The cream is promoted to hold dentures in place strongly all day (about 12 hours for the average user). It acts as a cushion under the denture preventing abrasion of the gum margin. It acts as a barrier to food particles getting under the plate. These things together allow the user to ‘laugh, talk and eat with great comfort and confidence’
Fixodent is packaged in 40ml plastic tubes and is available in three flavours (Original – which is flavoured with peppermint oil), Fresh (flavoured with peppermint powder) and Neutral (no flavourings). The active ingredients are co-polymer substances that react with saliva to form a thin membrane that moulds to and cushions the inner surface of the denture. The accompanying leaflet is reassuring that if swallowed these compounds pass through the gut unchanged and are not harmful in any way. The denture will slowly loosen as excess moisture is absorbed by the membrane.
FIXODENT IN USE.
I have tried both the original (pink) and the neutral (white) formula. Taste of either is reasonable. The denture should be clean and dry. Fixodent is applied as a cream in short strips or spots to the denture which is then pressed in place. Initially there is a great temptation to cover the whole surface of the plate with cream – the more you use the better the grip. Not so! Excess paste will ooze out from the free edge of the plate, squeeze between your teeth and spread over your tongue and lips. This sensation is most unpleasant and the raw paste is initially not easy to scrape off. It is worth experimenting with small amounts to get this first step right.
Once in place, its takes three to five minutes for a firm bond to develop. It is recommended that you don’t drink a lot of liquid or eat a meal in this time. After this, hold is firm and the plates stay well in place when biting quite hard food (crusty bread, apples) and chewing. It’s not normal, but it feels far better than a loose sensitive tooth or a loose ill-fitting plate.
How long does the hold last? Well, that is a bit of a disappointment. The best I have achieved has been about four hours.
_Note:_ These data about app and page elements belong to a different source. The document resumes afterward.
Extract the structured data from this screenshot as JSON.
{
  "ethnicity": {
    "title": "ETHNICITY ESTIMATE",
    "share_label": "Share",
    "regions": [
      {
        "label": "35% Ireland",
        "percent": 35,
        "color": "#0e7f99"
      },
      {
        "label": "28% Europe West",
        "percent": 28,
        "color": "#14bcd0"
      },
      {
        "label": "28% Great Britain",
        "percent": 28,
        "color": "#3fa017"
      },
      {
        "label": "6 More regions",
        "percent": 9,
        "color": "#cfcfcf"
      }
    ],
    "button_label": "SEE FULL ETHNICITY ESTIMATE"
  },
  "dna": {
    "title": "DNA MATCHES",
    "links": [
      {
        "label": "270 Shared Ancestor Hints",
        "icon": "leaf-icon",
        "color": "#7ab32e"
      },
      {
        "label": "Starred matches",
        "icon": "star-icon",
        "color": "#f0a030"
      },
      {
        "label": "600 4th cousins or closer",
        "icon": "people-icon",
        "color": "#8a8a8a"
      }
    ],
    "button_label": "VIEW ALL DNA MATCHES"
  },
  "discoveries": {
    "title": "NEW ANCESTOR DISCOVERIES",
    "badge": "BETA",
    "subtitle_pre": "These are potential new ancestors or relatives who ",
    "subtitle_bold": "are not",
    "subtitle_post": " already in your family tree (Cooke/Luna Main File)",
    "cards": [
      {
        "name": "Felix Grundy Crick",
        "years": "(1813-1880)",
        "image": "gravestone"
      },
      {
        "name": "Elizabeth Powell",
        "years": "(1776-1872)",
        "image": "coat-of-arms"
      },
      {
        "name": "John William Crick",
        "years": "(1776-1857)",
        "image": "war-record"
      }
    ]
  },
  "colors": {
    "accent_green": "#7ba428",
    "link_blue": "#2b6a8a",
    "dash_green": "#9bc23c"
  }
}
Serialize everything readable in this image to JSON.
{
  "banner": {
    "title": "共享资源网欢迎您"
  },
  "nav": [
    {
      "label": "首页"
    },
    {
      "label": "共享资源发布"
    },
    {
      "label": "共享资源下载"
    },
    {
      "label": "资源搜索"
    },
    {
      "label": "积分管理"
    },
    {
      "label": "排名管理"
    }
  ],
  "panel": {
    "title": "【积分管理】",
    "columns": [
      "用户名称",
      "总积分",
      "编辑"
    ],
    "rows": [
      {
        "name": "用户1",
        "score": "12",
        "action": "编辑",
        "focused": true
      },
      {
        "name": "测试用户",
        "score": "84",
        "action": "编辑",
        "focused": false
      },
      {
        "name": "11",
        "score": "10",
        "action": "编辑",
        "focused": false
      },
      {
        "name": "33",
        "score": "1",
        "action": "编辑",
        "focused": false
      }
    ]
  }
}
I carry a tube of fixative around with me and will usually have to a repair job before lunch and again before dinner.
For what its worth, if you want to remove the plate before it comes loose, it will usually come away by applying gentle pressure under the free edge with a nail (finger!!!) or rinsing with warm mouthwash. Surplus paste peels of the plate or the gum easily with a toothbrush.
So, overall, this may be an excellent product for the full denture wearer – enabling you to bite into the most rock hard apple while whirling a tango across the dance floor. For the partial plate user it is only a partial solution. My rating is given as a partial user.
FIXODENT is available in 40ml tubes in most pharmacies and supermarkets. It is even possible to order it online (web site: http://www.fixodent.co.uk/buy/buy.htm)
Prices are very variable and are often subject to special offers. Currently: Tesco: £2.22 per tube. Sainsbury £2.99 per tube plus 100 extra reward points.
I would hasten to add that although this review is about the Fixodent product my experiences with Poli-Grip are identical. Poli-Grip is similarly priced. The box suggests that the ingredients are similar.
I am aware that my lower partial denture is an irritation both to me and my wife. As it loosens I do tend to “worry” it (often subconsciously) and let it clatter about in my mouth. We have come to the conclusion for this one at least that a dental fixation cream is not the answer. I am soon to subject myself to further dental surgery and fill the lower right two space with another bridge. If it lasts as long as the first one I won’t be complaining.
Yes I Know, boy, whistle, whistle, I know. Experimenting myself too - will d0oa write up too.
dreamscancometrue 16.12.2005 03:09
Thanks for the review, I will definately be looking into this
CherryBlossom 11.05.2004 01:47
I've got to have a full set of dentures soon and believe me, I'm dreading it! I've had a plate before but didn't really need any fixative as mine stayed in place on its own (could even eat steak without fixative) but I guess full dentures are going to be a whole different story. ~Sharon